* **Problem statement**
Answer with a number only, stating how many lines of the records hold the word "Registratie".

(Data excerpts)

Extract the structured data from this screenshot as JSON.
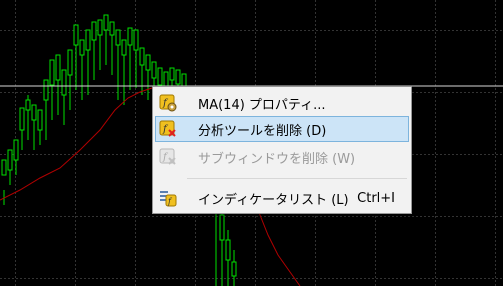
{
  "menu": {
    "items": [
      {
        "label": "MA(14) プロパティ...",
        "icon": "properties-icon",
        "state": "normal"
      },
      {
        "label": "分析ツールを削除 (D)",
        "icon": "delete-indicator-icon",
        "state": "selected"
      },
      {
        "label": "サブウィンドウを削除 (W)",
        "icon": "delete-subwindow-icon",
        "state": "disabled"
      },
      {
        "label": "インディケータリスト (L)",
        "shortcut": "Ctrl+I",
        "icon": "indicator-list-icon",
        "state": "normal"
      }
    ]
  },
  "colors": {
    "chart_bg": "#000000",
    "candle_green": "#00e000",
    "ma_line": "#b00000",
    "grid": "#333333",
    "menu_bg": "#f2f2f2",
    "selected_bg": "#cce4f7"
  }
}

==

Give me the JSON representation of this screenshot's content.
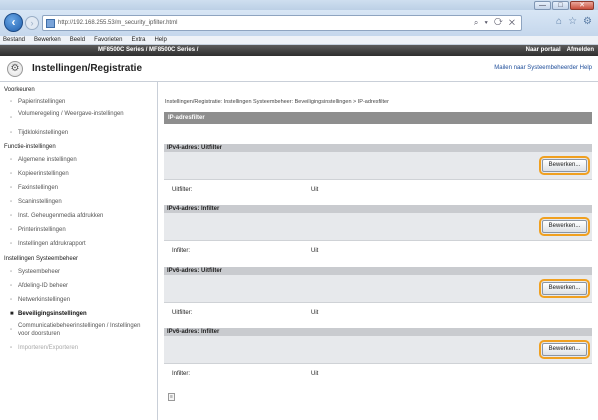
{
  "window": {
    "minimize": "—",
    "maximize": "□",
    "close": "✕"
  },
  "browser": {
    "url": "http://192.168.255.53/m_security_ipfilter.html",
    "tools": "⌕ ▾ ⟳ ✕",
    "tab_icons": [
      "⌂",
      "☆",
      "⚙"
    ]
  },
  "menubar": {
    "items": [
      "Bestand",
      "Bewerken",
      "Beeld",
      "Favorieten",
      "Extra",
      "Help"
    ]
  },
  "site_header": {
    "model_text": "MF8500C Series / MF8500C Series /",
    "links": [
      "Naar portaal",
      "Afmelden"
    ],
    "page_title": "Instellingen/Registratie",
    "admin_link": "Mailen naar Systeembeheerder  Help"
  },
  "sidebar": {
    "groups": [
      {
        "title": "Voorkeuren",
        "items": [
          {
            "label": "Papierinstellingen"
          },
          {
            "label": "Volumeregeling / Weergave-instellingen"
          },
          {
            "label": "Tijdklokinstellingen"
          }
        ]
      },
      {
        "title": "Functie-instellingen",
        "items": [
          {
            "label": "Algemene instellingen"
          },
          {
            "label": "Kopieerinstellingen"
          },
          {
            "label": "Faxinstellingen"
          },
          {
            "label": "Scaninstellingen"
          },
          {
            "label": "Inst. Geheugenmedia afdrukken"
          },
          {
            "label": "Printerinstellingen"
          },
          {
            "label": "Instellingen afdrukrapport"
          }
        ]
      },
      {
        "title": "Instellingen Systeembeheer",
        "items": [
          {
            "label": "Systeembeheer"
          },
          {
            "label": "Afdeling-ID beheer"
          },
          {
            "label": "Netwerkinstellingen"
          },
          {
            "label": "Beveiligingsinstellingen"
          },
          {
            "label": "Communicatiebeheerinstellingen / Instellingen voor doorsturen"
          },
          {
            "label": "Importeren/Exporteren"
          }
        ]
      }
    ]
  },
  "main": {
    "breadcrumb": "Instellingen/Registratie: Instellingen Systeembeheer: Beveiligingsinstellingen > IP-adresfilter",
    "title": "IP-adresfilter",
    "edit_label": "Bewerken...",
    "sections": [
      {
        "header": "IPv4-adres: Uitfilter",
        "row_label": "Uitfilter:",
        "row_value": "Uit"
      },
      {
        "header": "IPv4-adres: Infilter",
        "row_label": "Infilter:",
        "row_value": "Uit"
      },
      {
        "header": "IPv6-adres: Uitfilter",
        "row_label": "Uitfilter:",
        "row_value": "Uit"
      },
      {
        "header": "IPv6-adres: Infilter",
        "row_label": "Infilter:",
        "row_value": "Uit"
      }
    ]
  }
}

* **Response box**
2